Greek-American dishes are no longer the star. Avgolemo, the popular egg-lemon-orzo soup, is there, along with Greek salads, but dishes like moussaka and spanakopita (spinach and feta baked in a phyllo crust, $8.70) show up only as daily specials. The new menu takes a gentle look at New World with starters like large, crisp spring rolls, sliced on the slant into four pretty packages stuffed with chicken, black beans, corn and green onions and drizzled with sweet dipping sauces ($5.60). A more adventurous offering is tuna sashimi, seared outside, raw inside, served with crispy rice noodles, pickled ginger and a gentle wasabi soy Dijonnaise sauce ($5.90). It's a new notion in this neighborhood, one I didn't see flying out of the kitchen. Try it, folks, and discover a taste the rest of Tampa Bay has heartily embraced.
Big bowls of pasta are a clear customer favorite.
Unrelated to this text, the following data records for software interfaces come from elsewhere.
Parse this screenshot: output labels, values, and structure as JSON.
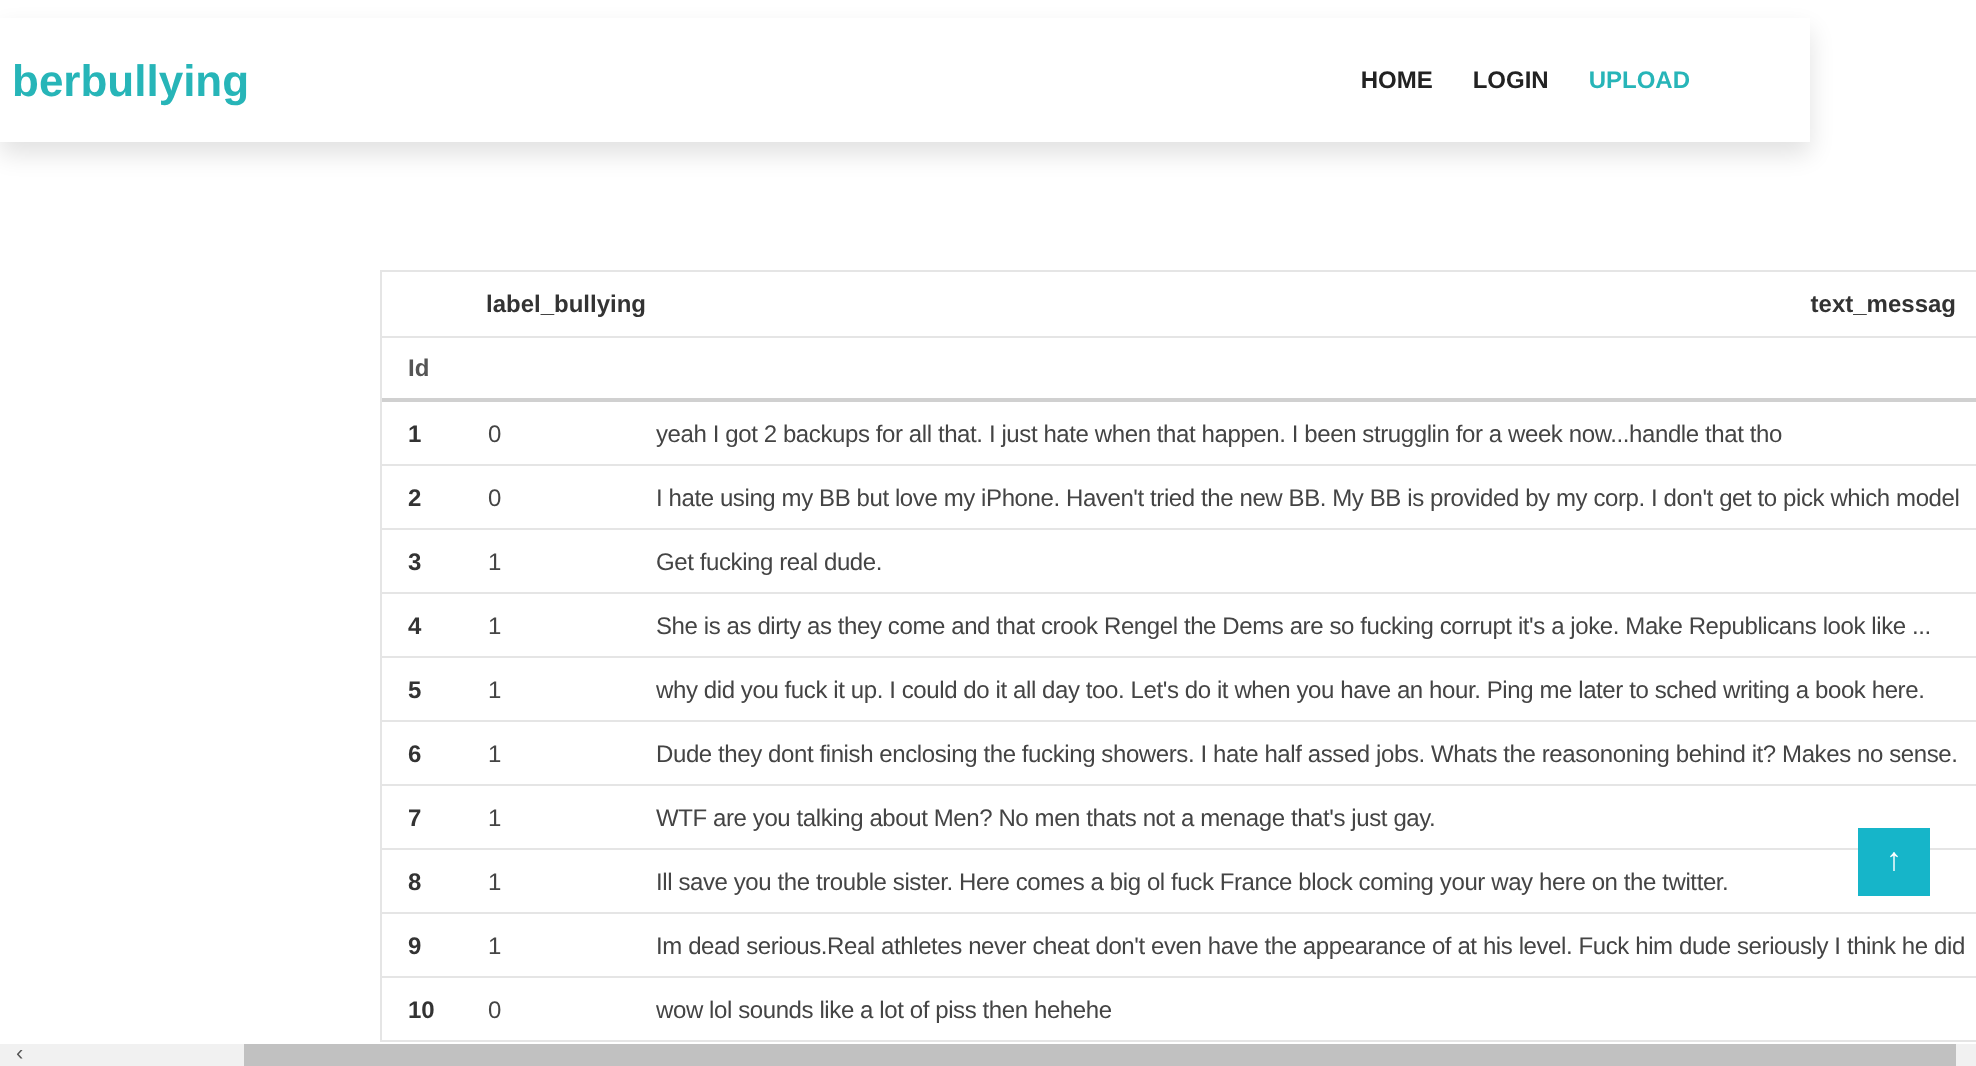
{
  "navbar": {
    "brand": "berbullying",
    "links": [
      {
        "label": "HOME",
        "selected": false
      },
      {
        "label": "LOGIN",
        "selected": false
      },
      {
        "label": "UPLOAD",
        "selected": true
      }
    ]
  },
  "table": {
    "columns": [
      "label_bullying",
      "text_messag"
    ],
    "index_name": "Id",
    "rows": [
      {
        "id": "1",
        "label_bullying": "0",
        "text_message": "yeah I got 2 backups for all that. I just hate when that happen. I been strugglin for a week now...handle that tho"
      },
      {
        "id": "2",
        "label_bullying": "0",
        "text_message": "I hate using my BB but love my iPhone. Haven't tried the new BB. My BB is provided by my corp. I don't get to pick which model"
      },
      {
        "id": "3",
        "label_bullying": "1",
        "text_message": "Get fucking real dude."
      },
      {
        "id": "4",
        "label_bullying": "1",
        "text_message": "She is as dirty as they come and that crook Rengel the Dems are so fucking corrupt it's a joke. Make Republicans look like ..."
      },
      {
        "id": "5",
        "label_bullying": "1",
        "text_message": "why did you fuck it up. I could do it all day too. Let's do it when you have an hour. Ping me later to sched writing a book here."
      },
      {
        "id": "6",
        "label_bullying": "1",
        "text_message": "Dude they dont finish enclosing the fucking showers. I hate half assed jobs. Whats the reasononing behind it? Makes no sense."
      },
      {
        "id": "7",
        "label_bullying": "1",
        "text_message": "WTF are you talking about Men? No men thats not a menage that's just gay."
      },
      {
        "id": "8",
        "label_bullying": "1",
        "text_message": "Ill save you the trouble sister. Here comes a big ol fuck France block coming your way here on the twitter."
      },
      {
        "id": "9",
        "label_bullying": "1",
        "text_message": "Im dead serious.Real athletes never cheat don't even have the appearance of at his level. Fuck him dude seriously I think he did"
      },
      {
        "id": "10",
        "label_bullying": "0",
        "text_message": "wow lol sounds like a lot of piss then hehehe"
      }
    ]
  },
  "scroll_top_button": {
    "label": "↑"
  },
  "scrollbar": {
    "left_arrow": "‹"
  }
}
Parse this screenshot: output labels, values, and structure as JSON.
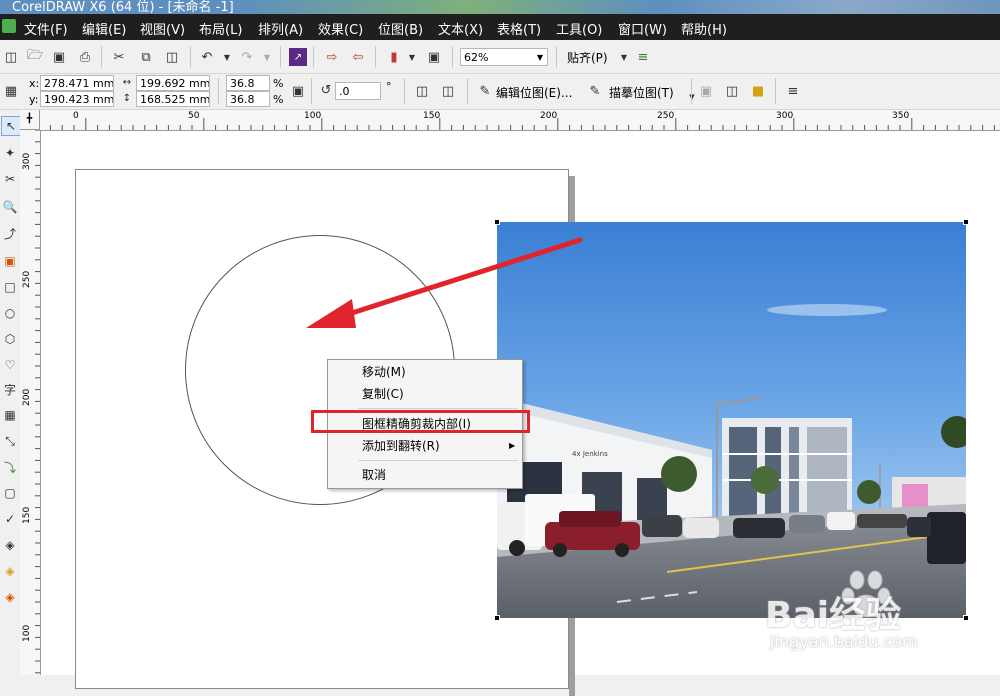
{
  "window": {
    "title": "CorelDRAW X6 (64 位) - [未命名 -1]"
  },
  "menubar": {
    "items": [
      "文件(F)",
      "编辑(E)",
      "视图(V)",
      "布局(L)",
      "排列(A)",
      "效果(C)",
      "位图(B)",
      "文本(X)",
      "表格(T)",
      "工具(O)",
      "窗口(W)",
      "帮助(H)"
    ]
  },
  "standard_toolbar": {
    "icons": [
      "new-icon",
      "open-icon",
      "save-icon",
      "print-icon",
      "cut-icon",
      "copy-icon",
      "paste-icon",
      "undo-icon",
      "redo-icon",
      "search-content-icon",
      "import-icon",
      "export-icon",
      "publish-pdf-icon",
      "app-launcher-icon"
    ],
    "zoom_value": "62%",
    "snap_label": "贴齐(P)"
  },
  "property_bar": {
    "x_label": "x:",
    "x_value": "278.471 mm",
    "y_label": "y:",
    "y_value": "190.423 mm",
    "width_value": "199.692 mm",
    "height_value": "168.525 mm",
    "scale_x": "36.8",
    "scale_y": "36.8",
    "percent": "%",
    "rotation_value": ".0",
    "degree": "°",
    "edit_bitmap_label": "编辑位图(E)...",
    "trace_bitmap_label": "描摹位图(T)"
  },
  "ruler": {
    "h_ticks": [
      "0",
      "50",
      "100",
      "150",
      "200",
      "250",
      "300",
      "350"
    ],
    "v_ticks": [
      "300",
      "250",
      "200",
      "150",
      "100"
    ]
  },
  "context_menu": {
    "items": [
      {
        "label": "移动(M)"
      },
      {
        "label": "复制(C)"
      },
      {
        "label": "图框精确剪裁内部(I)"
      },
      {
        "label": "添加到翻转(R)"
      },
      {
        "label": "取消"
      }
    ],
    "highlighted_index": 2,
    "highlight_color": "#e0242b"
  },
  "photo": {
    "storefront_sign": "4x Jenkins"
  },
  "watermark": {
    "brand": "Bai经验",
    "url": "jingyan.baidu.com"
  },
  "colors": {
    "menubar_bg": "#1f1f1f",
    "arrow": "#e0242b",
    "sky_top": "#3a7fd4",
    "sky_bottom": "#8fbcea"
  }
}
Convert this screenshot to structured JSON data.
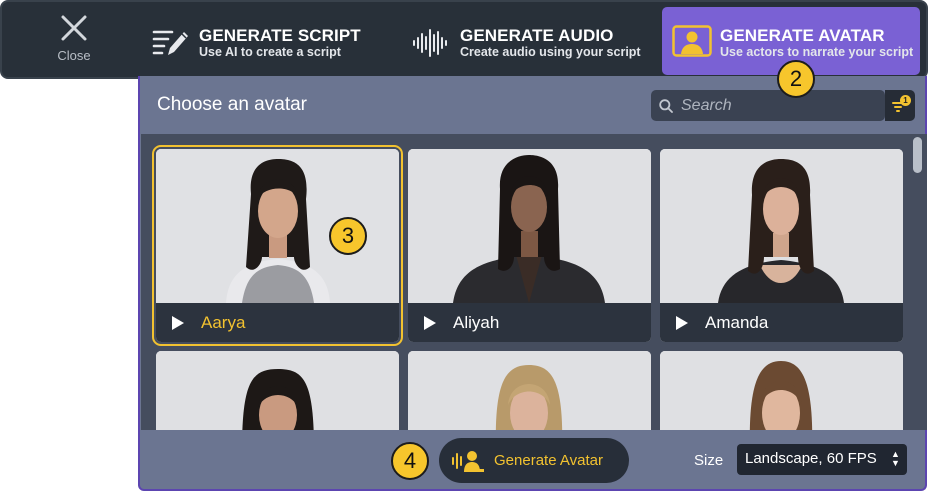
{
  "topbar": {
    "close_label": "Close",
    "tabs": [
      {
        "title": "GENERATE SCRIPT",
        "subtitle": "Use AI to create a script",
        "icon": "script-pencil-icon"
      },
      {
        "title": "GENERATE AUDIO",
        "subtitle": "Create audio using your script",
        "icon": "waveform-icon"
      },
      {
        "title": "GENERATE AVATAR",
        "subtitle": "Use actors to narrate your script",
        "icon": "avatar-icon",
        "active": true
      }
    ]
  },
  "panel": {
    "title": "Choose an avatar",
    "search_placeholder": "Search",
    "filter_badge": "1"
  },
  "avatars": [
    {
      "name": "Aarya",
      "selected": true
    },
    {
      "name": "Aliyah"
    },
    {
      "name": "Amanda"
    }
  ],
  "footer": {
    "generate_label": "Generate Avatar",
    "size_label": "Size",
    "size_value": "Landscape, 60 FPS"
  },
  "callouts": {
    "c2": "2",
    "c3": "3",
    "c4": "4"
  },
  "colors": {
    "accent": "#7a61d4",
    "highlight": "#f2c230",
    "panel": "#6b7591",
    "topbar": "#283039"
  }
}
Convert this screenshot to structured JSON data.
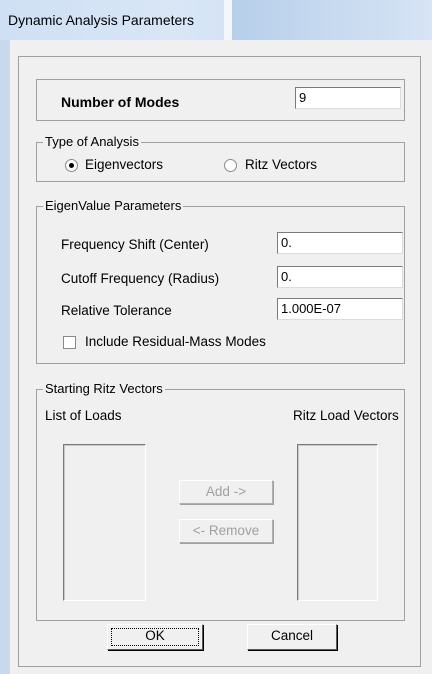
{
  "window": {
    "title": "Dynamic Analysis Parameters"
  },
  "modes": {
    "label": "Number of Modes",
    "value": "9"
  },
  "analysis_type": {
    "legend": "Type of Analysis",
    "options": [
      {
        "label": "Eigenvectors",
        "selected": true
      },
      {
        "label": "Ritz Vectors",
        "selected": false
      }
    ]
  },
  "eigen": {
    "legend": "EigenValue Parameters",
    "frequency_shift": {
      "label": "Frequency Shift  (Center)",
      "value": "0."
    },
    "cutoff_frequency": {
      "label": "Cutoff Frequency  (Radius)",
      "value": "0."
    },
    "relative_tolerance": {
      "label": "Relative Tolerance",
      "value": "1.000E-07"
    },
    "residual_mass": {
      "label": "Include Residual-Mass Modes",
      "checked": false
    }
  },
  "ritz": {
    "legend": "Starting Ritz Vectors",
    "list_of_loads_label": "List of Loads",
    "ritz_load_vectors_label": "Ritz Load Vectors",
    "add_label": "Add ->",
    "remove_label": "<- Remove"
  },
  "buttons": {
    "ok": "OK",
    "cancel": "Cancel"
  }
}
Linguini amatriciana ($9.90) is a huge bowl of linguine smothered in spicy, rustic tomato sauce flavored with pancetta (Italian bacon), fontina cheese, garlic and fresh basil, with enough red pepper to make you mop your forehead. Like all entrees, it comes with crusty bread, herb-infused olive oil for dipping, and a huge salad, either the Greek with a lemony vinaigrette or the bistro salad with spring greens, bleu cheese, walnuts, sliced strawberries and a raspberry vinaigrette. In addition, grilled entrees come with a choice of sun-dried tomato orzo, baked sweet or white potato, garlic smashed potatoes or sauteed fresh vegetables. No one goes hungry here!
I counted baby back ribs in a sweet sauce ($9.99 a slab, $13.90 whole) at a third of the tables. Meat loaf, cut in thick slabs, stacked against a mound of garlic smashed potatoes and drizzled with basil marinara sauce ($8.90) is another crowd pleaser. Newer takes on entrees are a thick filet of yellow fin tuna, grilled and glazed with a sweet teriyaki and topped with tropical fruit salsa ($18.90). The succulent fish, nicely crisped on the outside, showed a sure hand was running the grill.
In fact, the best dishes I tasted were those that had — no surprise — grill marks. A big, juicy porterhouse-cut pork chop, grilled and glazed with a sweet mango sauce, was as fine a cut of meat as I've had anywhere ($13.90). For beef, go for the house signature steak, a New York Strip cut of Certified Black Angus Beef, with a lovely charred crust and a glaze of Jack Daniel's steak sauce (10-ounce $15.50, 14-ounce $17.90). Between my visits, the menu was already moving away from highly stacked and skewered New World styling, but I'll bet this tasty selection of grilled steaks and chops remains unchanged long into the future.
There's a modest, though well-selected wine list, with many bottles ranging from $15 to $22, many available by the glass, and an upbeat dessert menu with fun offerings, like chocolate ganache served as a tennis ball-size truffle and pistachio creme brulee garnished with caramel-glazed bananas.
As Grillmarks transforms, it walks a precarious path between honoring the old while tempting us to try the new. Nowhere are the pitfalls of change more apparent than in service, which, like the menu, sometimes teeters between "What kin I gitcha, honey?" and "Would you care for something from the bar?" Dirty dishes linger far too long on the table, and in a place where huge servings guarantee take-homes, staff should be prepared to do more than drop Styrofoam containers in your lap. Take a cue from the stylish service at Tampa's Blue Gardenia, where take-homes are whisked away to the kitchen and returned, nicely packaged, with your check — a consideration so classy it should be declared the Leftover Law.